Ginsburgâ€™s comments about Trump, which were somewhat vague if you read them closely, were less objectionable than many of the other things she said in the same interview. She also damned the Senate for declining to take up the high-court nomination of Judge Merrick Garland: â€œ â€˜Thatâ€™s their job,â€™ she said. â€˜Thereâ€™s nothing in the Constitution that says the president stops being president in his last year.â€™ â€
Thatâ€™s literally true, but thereâ€™s also nothing in the Constitution that says the Senate stops being the Senate under any circumstances. Ginsburg is making a one-sided political argument and framing it as a constitutional mandate. Which, come to think of it, isnâ€™t that different from her approach to jurisprudence. National Reviewâ€™s Ed Whelan offers a backhanded compliment: â€œLetâ€™s give her credit . . . for exposing, once again, how nakedly political she is.â€ …
It gets worse still. Liptak asked Ginsburg if there are â€œcases she would like to see the court overturn before she leaves it.â€ Her answer: â€œIâ€™d love to see Citizens United overturned.â€ In that 2010 First Amendment case, the Federal Election Commission unsuccessfully claimed it had the authority to criminalize the distribution of a film critical of Hillary Clinton, whom Ginsburg has now implicitly endorsed for the presidency.

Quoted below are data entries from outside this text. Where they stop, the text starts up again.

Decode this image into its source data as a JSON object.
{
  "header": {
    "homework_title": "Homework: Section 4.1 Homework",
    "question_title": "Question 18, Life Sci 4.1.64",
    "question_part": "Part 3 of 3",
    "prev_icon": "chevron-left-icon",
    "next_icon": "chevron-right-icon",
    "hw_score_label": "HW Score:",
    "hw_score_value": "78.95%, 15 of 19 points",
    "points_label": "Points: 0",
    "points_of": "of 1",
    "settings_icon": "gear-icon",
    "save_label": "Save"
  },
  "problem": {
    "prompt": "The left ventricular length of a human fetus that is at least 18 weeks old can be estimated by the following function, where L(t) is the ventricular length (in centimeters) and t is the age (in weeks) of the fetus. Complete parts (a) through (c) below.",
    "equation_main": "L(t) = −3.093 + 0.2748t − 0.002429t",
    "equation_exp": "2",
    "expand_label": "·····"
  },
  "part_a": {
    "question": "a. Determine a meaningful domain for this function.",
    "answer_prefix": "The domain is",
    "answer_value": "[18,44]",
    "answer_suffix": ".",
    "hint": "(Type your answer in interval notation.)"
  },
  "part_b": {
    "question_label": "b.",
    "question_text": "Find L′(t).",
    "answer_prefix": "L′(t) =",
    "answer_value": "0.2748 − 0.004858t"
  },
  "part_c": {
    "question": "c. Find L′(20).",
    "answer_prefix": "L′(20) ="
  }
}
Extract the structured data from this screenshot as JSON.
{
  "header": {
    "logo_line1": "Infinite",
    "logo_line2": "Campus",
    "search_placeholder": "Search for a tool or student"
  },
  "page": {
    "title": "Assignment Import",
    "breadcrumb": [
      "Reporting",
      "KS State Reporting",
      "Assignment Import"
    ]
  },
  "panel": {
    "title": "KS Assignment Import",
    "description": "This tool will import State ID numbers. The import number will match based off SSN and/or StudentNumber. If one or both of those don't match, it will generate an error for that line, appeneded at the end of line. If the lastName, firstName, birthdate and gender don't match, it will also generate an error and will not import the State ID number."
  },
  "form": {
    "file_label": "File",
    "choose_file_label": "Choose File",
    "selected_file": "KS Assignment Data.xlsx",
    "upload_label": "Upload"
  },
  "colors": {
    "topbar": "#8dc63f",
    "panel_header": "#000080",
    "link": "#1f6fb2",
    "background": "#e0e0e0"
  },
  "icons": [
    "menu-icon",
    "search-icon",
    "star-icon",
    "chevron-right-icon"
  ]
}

She also told Liptak that District of Columbia v. Heller (2008), which established that the Second Amendmentâ€™s guarantee of the right to keep and bear arms guarantees the right to keep and bear arms, was â€œa very bad decision,â€ adding (in Liptakâ€™s words) â€œthat a chance to reconsider it could arise whenever the court considers a challenge to a gun control law.â€ Lipsky reports that â€œthe Times . . . seemed to want to protect Ginsburg from the fallout from this error of judgment, deleting it from the article until sharp-eyed readers called out the paper and the lines were restored.â€

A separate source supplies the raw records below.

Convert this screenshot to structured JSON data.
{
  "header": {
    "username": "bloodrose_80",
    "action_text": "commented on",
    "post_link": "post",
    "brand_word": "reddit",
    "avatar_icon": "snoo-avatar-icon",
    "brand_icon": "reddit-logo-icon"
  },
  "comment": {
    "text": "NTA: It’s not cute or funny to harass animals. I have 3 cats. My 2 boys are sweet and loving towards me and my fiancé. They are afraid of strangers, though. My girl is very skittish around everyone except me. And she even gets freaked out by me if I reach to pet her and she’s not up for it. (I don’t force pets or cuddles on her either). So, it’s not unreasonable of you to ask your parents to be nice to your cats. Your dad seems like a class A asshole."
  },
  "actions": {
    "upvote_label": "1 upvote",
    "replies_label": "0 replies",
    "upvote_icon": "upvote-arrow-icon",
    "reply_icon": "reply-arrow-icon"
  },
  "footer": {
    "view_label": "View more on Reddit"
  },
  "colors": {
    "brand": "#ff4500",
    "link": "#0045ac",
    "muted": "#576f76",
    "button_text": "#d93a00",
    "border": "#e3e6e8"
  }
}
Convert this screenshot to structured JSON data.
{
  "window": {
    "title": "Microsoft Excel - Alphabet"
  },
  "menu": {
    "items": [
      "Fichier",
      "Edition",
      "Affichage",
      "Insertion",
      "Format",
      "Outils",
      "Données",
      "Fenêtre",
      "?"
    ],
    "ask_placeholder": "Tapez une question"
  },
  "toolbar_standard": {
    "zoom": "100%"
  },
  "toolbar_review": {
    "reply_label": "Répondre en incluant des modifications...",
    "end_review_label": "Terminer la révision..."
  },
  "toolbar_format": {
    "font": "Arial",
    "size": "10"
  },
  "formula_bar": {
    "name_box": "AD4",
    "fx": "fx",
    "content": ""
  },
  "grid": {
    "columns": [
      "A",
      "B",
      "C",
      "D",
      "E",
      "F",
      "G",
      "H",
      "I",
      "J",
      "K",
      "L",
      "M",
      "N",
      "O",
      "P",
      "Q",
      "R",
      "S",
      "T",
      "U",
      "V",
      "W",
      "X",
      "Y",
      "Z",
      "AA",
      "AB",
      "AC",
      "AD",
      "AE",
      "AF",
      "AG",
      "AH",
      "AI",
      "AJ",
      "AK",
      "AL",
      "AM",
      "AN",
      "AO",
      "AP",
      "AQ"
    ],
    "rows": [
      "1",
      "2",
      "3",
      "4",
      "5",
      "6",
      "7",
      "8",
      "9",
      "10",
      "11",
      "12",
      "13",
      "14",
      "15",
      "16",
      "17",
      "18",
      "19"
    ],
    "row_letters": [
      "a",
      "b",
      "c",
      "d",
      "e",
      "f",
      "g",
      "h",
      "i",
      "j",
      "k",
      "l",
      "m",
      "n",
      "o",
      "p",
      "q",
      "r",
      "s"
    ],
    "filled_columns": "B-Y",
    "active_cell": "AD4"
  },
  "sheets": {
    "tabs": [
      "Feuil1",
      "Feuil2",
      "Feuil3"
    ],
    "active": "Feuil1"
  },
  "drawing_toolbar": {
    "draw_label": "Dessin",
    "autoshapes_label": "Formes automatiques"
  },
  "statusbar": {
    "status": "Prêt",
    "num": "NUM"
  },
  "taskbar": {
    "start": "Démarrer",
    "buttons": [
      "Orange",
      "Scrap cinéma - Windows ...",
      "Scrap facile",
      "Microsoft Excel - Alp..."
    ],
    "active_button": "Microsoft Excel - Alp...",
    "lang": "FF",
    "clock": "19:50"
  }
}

Thereâ€™s no indication that Liptak asked Ginsburg if she also has designs on the Third Amendment. But if you wake up one morning and find a strange soldier on your couch, donâ€™t say we didnâ€™t warn you.
And thatâ€™s not all, folks. Ginsburg went on to reveal confidential information about the courtâ€™s deliberations during the term just ended. She disclosed how the late Justice Antonin Scalia voted in two cases on which the court deadlocked, and she asserted that Justice Elena Kagan would have joined the 4-3 majority to uphold racial discrimination in Fisher v. University of Texas, from which Kagan recused herself. â€œIf Justice Kagan had been there, it would have been 5 to 3,â€ Ginsburg asserted.

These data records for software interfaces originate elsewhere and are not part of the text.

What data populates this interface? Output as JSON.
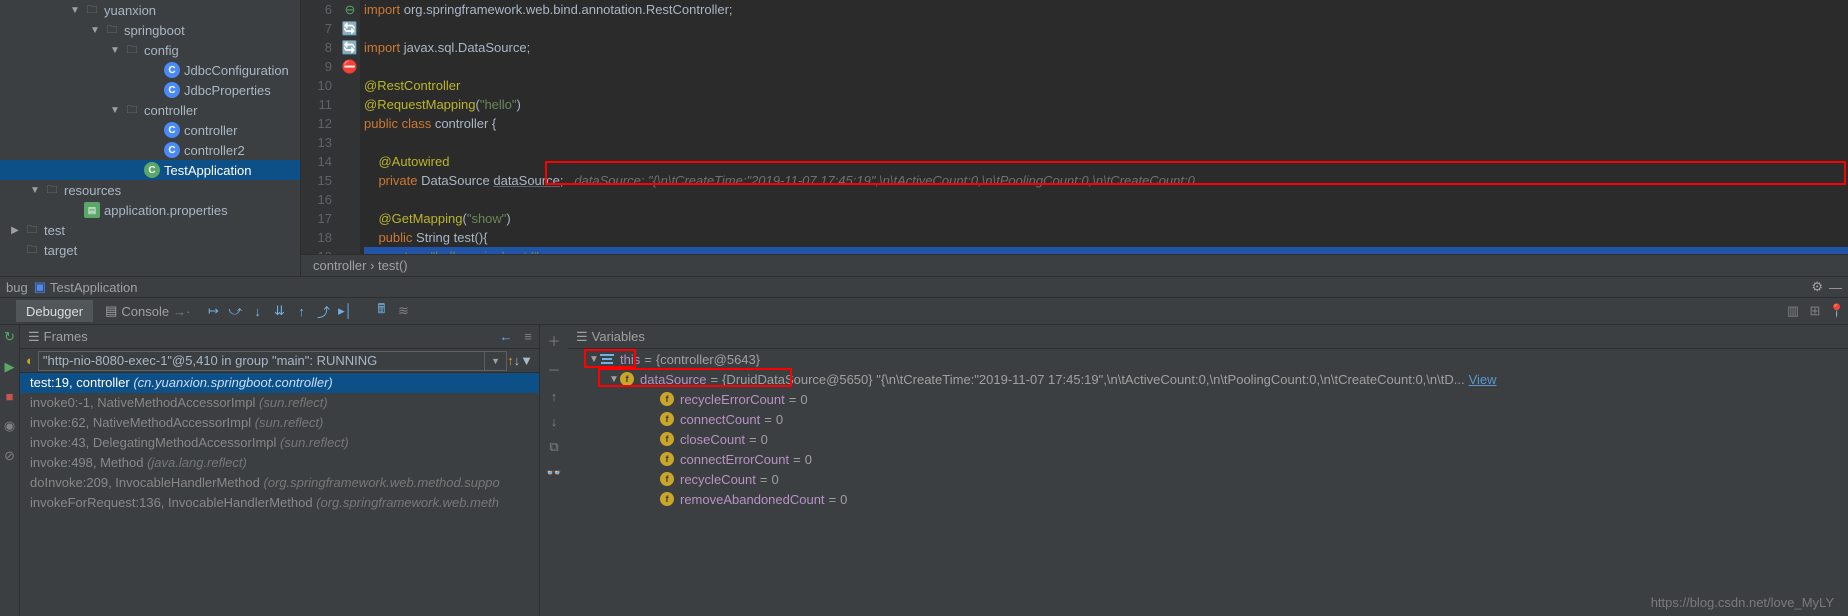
{
  "tree": [
    {
      "indent": 70,
      "chev": "▼",
      "icon": "folder",
      "label": "yuanxion"
    },
    {
      "indent": 90,
      "chev": "▼",
      "icon": "folder",
      "label": "springboot"
    },
    {
      "indent": 110,
      "chev": "▼",
      "icon": "folder",
      "label": "config"
    },
    {
      "indent": 150,
      "chev": "",
      "icon": "class",
      "label": "JdbcConfiguration"
    },
    {
      "indent": 150,
      "chev": "",
      "icon": "class",
      "label": "JdbcProperties"
    },
    {
      "indent": 110,
      "chev": "▼",
      "icon": "folder",
      "label": "controller"
    },
    {
      "indent": 150,
      "chev": "",
      "icon": "class",
      "label": "controller"
    },
    {
      "indent": 150,
      "chev": "",
      "icon": "class",
      "label": "controller2"
    },
    {
      "indent": 130,
      "chev": "",
      "icon": "run",
      "label": "TestApplication",
      "sel": true
    },
    {
      "indent": 30,
      "chev": "▼",
      "icon": "folder",
      "label": "resources"
    },
    {
      "indent": 70,
      "chev": "",
      "icon": "leaf",
      "label": "application.properties"
    },
    {
      "indent": 10,
      "chev": "▶",
      "icon": "folder",
      "label": "test"
    },
    {
      "indent": 10,
      "chev": "",
      "icon": "folder",
      "label": "target"
    }
  ],
  "editor": {
    "first_line": 6,
    "lines": [
      {
        "html": "<span class='kw'>import</span> org.springframework.web.bind.annotation.RestController;"
      },
      {
        "html": ""
      },
      {
        "html": "<span class='kw'>import</span> javax.sql.DataSource;"
      },
      {
        "html": ""
      },
      {
        "html": "<span class='an'>@RestController</span>",
        "gut": "⊖"
      },
      {
        "html": "<span class='an'>@RequestMapping</span>(<span class='str'>\"hello\"</span>)"
      },
      {
        "html": "<span class='kw'>public class</span> controller {",
        "gut": "🔄"
      },
      {
        "html": ""
      },
      {
        "html": "    <span class='an'>@Autowired</span>"
      },
      {
        "html": "    <span class='kw'>private</span> DataSource <span class='und'>dataSource</span>;   <span class='hint'>dataSource: \"{\\n\\tCreateTime:\"2019-11-07 17:45:19\",\\n\\tActiveCount:0,\\n\\tPoolingCount:0,\\n\\tCreateCount:0</span>",
        "gut": "🔄"
      },
      {
        "html": ""
      },
      {
        "html": "    <span class='an'>@GetMapping</span>(<span class='str'>\"show\"</span>)"
      },
      {
        "html": "    <span class='kw'>public</span> String test(){"
      },
      {
        "html": "        <span class='kw'>return</span> <span class='str'>\"hello springboot !\"</span>;",
        "exec": true,
        "gut": "⛔"
      }
    ],
    "crumbs": "controller  ›  test()"
  },
  "debug": {
    "header_prefix": "bug",
    "header_title": "TestApplication",
    "tabs": {
      "debugger": "Debugger",
      "console": "Console"
    },
    "frames_title": "Frames",
    "vars_title": "Variables",
    "thread": "\"http-nio-8080-exec-1\"@5,410 in group \"main\": RUNNING",
    "frames": [
      {
        "txt": "test:19, controller ",
        "pkg": "(cn.yuanxion.springboot.controller)",
        "top": true
      },
      {
        "txt": "invoke0:-1, NativeMethodAccessorImpl ",
        "pkg": "(sun.reflect)"
      },
      {
        "txt": "invoke:62, NativeMethodAccessorImpl ",
        "pkg": "(sun.reflect)"
      },
      {
        "txt": "invoke:43, DelegatingMethodAccessorImpl ",
        "pkg": "(sun.reflect)"
      },
      {
        "txt": "invoke:498, Method ",
        "pkg": "(java.lang.reflect)"
      },
      {
        "txt": "doInvoke:209, InvocableHandlerMethod ",
        "pkg": "(org.springframework.web.method.suppo"
      },
      {
        "txt": "invokeForRequest:136, InvocableHandlerMethod ",
        "pkg": "(org.springframework.web.meth"
      }
    ],
    "vars": {
      "this_label": "this",
      "this_val": "{controller@5643}",
      "ds_label": "dataSource",
      "ds_val": "{DruidDataSource@5650} \"{\\n\\tCreateTime:\"2019-11-07 17:45:19\",\\n\\tActiveCount:0,\\n\\tPoolingCount:0,\\n\\tCreateCount:0,\\n\\tD...",
      "view": "View",
      "fields": [
        {
          "n": "recycleErrorCount",
          "v": "0"
        },
        {
          "n": "connectCount",
          "v": "0"
        },
        {
          "n": "closeCount",
          "v": "0"
        },
        {
          "n": "connectErrorCount",
          "v": "0"
        },
        {
          "n": "recycleCount",
          "v": "0"
        },
        {
          "n": "removeAbandonedCount",
          "v": "0"
        }
      ]
    }
  },
  "watermark": "https://blog.csdn.net/love_MyLY"
}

So, to sum up: Ginsburg, in an on-the-record interview, took political positions on the presidential election and a Senate confirmation, indicated that she intends in future cases to vote to curtail constitutional rights, and violated the secrecy of the Supreme Court conference room.
James Taranto explains the ironies implicit in Jonathan Chait’s recent assumption of the mantle of defender of freedom of thought against the leftist forces of Political Correctness in his article in New York magazine. Chait has himself played the PC card against conservatives far too many times. And then Taranto comes up with the best line of the week:
The obvious thing to say about Jonathan Chaitâ€™s battle against the left is that weâ€™re rooting for casualties.